Edward Snowden should be proud.
Until this week, the National Security Agency could argue that its massive effort to collect every American's telephone records had been approved, at least tacitly, by all three branches of government.
The president was on board; the people running the program were his appointees. The House and Senate intelligence committees knew what was going on and chose not to stop it. And the Foreign Intelligence Surveillance Court, which reviews NSA activities in secret, hadn't objected.
But now, thanks to Snowden's renegade disclosures, all three branches have decided that the routine federal collection of metadata — records of who calls whom, and when, but not the content of the calls — needs another hard look.
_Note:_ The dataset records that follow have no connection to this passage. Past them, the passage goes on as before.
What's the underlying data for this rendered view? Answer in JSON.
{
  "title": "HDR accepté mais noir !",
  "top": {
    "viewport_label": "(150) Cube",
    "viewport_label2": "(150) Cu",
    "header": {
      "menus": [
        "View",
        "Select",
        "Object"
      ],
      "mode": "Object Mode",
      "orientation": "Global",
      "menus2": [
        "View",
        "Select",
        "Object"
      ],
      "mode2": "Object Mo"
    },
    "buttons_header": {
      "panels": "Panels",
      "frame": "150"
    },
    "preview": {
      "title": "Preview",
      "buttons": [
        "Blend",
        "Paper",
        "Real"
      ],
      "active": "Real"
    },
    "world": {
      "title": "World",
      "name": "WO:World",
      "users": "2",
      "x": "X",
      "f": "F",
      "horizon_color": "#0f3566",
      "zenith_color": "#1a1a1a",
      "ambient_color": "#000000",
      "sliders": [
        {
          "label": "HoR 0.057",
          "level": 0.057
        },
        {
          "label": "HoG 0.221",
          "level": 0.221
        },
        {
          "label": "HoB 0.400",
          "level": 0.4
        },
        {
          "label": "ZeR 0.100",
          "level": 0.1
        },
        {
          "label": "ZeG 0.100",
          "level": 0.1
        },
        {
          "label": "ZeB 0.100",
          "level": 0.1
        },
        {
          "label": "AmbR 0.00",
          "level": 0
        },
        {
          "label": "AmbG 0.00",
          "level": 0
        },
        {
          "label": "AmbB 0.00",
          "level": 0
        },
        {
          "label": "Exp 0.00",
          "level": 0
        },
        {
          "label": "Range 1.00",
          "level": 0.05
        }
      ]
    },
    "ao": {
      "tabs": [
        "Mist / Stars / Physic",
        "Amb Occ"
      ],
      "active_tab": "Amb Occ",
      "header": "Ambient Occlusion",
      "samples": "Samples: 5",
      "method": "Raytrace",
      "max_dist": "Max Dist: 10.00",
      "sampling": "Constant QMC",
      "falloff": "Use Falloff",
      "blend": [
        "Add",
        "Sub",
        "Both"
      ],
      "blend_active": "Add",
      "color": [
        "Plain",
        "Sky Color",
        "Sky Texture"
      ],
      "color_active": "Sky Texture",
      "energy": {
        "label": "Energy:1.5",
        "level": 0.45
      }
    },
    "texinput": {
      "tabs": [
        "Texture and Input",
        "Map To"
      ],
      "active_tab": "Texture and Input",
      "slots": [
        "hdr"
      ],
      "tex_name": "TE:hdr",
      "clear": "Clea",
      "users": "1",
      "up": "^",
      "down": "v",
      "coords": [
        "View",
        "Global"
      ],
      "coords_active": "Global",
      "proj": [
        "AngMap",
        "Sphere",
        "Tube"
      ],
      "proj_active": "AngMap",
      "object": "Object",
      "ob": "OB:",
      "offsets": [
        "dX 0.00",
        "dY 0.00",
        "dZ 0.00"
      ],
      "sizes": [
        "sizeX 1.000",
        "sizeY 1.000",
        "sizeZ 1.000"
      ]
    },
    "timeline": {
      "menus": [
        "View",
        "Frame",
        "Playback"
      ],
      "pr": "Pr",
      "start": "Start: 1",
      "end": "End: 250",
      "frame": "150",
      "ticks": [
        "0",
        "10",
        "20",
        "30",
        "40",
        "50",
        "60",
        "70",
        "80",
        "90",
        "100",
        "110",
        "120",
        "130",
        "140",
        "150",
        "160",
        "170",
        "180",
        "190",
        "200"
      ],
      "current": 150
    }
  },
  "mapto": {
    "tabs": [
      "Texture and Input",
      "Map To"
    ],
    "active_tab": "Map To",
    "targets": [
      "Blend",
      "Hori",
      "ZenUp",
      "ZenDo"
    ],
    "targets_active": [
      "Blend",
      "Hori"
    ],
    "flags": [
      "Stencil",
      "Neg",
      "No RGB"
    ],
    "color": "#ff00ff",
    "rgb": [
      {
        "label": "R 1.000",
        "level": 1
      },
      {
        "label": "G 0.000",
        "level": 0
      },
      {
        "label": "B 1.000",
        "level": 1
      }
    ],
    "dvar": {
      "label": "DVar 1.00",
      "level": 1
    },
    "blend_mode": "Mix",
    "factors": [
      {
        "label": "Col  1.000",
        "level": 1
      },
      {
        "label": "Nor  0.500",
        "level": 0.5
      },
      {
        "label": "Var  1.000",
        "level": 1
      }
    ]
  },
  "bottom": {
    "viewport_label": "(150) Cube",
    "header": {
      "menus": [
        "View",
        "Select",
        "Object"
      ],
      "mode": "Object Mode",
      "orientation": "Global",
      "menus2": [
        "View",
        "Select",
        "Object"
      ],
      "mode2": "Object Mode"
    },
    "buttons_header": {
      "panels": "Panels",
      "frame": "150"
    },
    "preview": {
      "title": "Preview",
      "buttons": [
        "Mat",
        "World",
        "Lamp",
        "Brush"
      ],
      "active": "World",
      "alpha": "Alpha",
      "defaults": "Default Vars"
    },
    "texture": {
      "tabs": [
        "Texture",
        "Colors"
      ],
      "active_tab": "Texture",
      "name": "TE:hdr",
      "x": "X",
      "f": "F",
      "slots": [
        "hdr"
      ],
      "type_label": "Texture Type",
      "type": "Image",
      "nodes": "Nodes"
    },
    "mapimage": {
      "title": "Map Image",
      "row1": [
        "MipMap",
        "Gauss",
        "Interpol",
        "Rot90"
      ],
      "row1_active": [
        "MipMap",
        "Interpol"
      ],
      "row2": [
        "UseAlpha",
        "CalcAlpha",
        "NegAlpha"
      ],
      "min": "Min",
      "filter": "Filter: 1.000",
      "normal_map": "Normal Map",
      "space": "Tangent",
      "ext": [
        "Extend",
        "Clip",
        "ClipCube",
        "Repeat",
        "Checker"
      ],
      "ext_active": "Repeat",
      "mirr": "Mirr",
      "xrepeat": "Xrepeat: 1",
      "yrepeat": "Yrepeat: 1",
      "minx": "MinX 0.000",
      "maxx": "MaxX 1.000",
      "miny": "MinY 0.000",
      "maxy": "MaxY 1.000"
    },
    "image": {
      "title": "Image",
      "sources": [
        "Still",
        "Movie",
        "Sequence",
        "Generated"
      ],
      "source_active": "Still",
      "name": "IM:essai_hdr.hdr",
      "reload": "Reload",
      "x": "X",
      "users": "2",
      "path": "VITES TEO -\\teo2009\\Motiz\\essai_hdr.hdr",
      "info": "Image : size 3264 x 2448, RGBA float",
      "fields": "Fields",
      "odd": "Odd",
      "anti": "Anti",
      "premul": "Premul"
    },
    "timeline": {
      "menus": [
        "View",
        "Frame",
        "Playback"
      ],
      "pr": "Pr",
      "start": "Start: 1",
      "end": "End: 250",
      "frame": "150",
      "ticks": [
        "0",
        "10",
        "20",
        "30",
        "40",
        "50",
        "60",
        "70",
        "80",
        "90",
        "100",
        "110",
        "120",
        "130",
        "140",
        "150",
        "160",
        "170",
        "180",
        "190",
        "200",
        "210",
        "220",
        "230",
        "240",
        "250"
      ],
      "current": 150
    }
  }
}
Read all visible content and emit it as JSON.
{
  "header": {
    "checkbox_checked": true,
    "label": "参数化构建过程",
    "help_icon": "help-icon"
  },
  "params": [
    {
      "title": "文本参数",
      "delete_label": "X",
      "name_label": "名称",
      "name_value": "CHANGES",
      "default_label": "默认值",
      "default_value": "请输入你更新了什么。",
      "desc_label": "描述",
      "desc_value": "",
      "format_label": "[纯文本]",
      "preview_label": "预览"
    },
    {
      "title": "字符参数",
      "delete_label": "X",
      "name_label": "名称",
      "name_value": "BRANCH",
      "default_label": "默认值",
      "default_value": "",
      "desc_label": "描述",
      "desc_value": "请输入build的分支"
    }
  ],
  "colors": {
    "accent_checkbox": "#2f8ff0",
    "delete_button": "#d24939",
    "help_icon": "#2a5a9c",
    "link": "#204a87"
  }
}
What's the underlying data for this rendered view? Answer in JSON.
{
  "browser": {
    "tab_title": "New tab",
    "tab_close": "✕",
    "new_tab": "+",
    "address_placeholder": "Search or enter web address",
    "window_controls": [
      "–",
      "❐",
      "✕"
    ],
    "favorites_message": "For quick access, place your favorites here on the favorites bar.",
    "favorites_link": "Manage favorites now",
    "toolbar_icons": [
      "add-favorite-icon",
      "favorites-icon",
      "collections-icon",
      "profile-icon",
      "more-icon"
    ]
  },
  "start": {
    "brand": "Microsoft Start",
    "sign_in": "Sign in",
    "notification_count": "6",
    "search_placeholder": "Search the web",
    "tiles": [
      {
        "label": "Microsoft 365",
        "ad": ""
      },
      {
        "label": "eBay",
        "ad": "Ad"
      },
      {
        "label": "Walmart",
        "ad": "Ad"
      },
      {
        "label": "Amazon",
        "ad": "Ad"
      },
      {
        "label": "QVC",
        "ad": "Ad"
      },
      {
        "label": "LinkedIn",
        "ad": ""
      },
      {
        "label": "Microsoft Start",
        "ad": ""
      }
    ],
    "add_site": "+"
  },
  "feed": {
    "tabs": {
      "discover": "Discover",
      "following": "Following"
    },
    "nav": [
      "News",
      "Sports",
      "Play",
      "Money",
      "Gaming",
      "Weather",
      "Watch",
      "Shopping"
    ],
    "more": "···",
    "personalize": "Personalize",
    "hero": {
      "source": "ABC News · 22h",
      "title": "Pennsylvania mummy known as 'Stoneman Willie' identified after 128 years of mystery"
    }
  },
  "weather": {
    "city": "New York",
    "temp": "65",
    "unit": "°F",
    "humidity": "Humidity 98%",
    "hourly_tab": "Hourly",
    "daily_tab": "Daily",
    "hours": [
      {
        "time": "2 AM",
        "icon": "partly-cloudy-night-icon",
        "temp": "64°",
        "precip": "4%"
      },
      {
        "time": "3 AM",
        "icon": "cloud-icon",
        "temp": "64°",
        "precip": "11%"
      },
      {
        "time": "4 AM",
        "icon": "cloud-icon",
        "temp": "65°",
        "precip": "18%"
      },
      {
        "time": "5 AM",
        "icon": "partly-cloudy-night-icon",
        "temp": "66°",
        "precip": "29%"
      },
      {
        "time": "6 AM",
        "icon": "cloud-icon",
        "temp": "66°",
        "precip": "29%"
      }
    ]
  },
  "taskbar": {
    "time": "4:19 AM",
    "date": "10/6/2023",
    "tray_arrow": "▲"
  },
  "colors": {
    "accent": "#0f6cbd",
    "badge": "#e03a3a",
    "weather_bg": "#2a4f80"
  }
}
Congress is debating several proposals to rein in the program, including a bill that would effectively end it. President Barack Obama is considering recommendations from his own advisers, including one to take the data away from the NSA and ask telephone companies to hold them instead. And, this week, a federal judge found that the program was probably unconstitutional — that it invaded citizens' privacy beyond what they had a right to expect.
"I cannot imagine a more indiscriminate and arbitrary invasion" of citizens' rights, District Judge Richard J. Leon wrote in a blistering opinion. "The author of our Constitution, James Madison . . . would be aghast."
Until Snowden's disclosures, Leon wouldn't have had a chance to weigh in on the matter. Earlier challenges were thrown out of court because civil libertarian plaintiffs couldn't prove that the NSA was collecting data about them. Snowden's leaks forced the government to acknowledge what it has been doing since 2001, and opened the way to a battle in the U.S. appeals court, followed almost certainly by one before the U.S. Supreme Court.
Yes, for the record, Snowden went about his whistle-blowing the wrong way; officials say the damage he's done to U.S. security is real. As he sits in chilly Moscow requesting asylum from one country after another, he can consider that question at leisure. But golly, has he been effective.
Whether Snowden, other civil libertarians - and now, Leon — will prevail in higher courts is a different matter. The NSA's action in collecting everyone's phone records, however "indiscriminate and arbitrary," could still turn out to be constitutional.
The core question in the jurisprudence on surveillance is whether the government's actions violate what the Supreme Court has called "a reasonable expectation of privacy." But what exactly does that mean? One leading scholar of the Fourth Amendment, Orin Kerr of George Washington University, calls the standard "notoriously murky." Kerr wrote this week that the metadata program might survive a Supreme Court test because the government doesn't look at everyone's telephone records — only at those that might yield foreign intelligence information.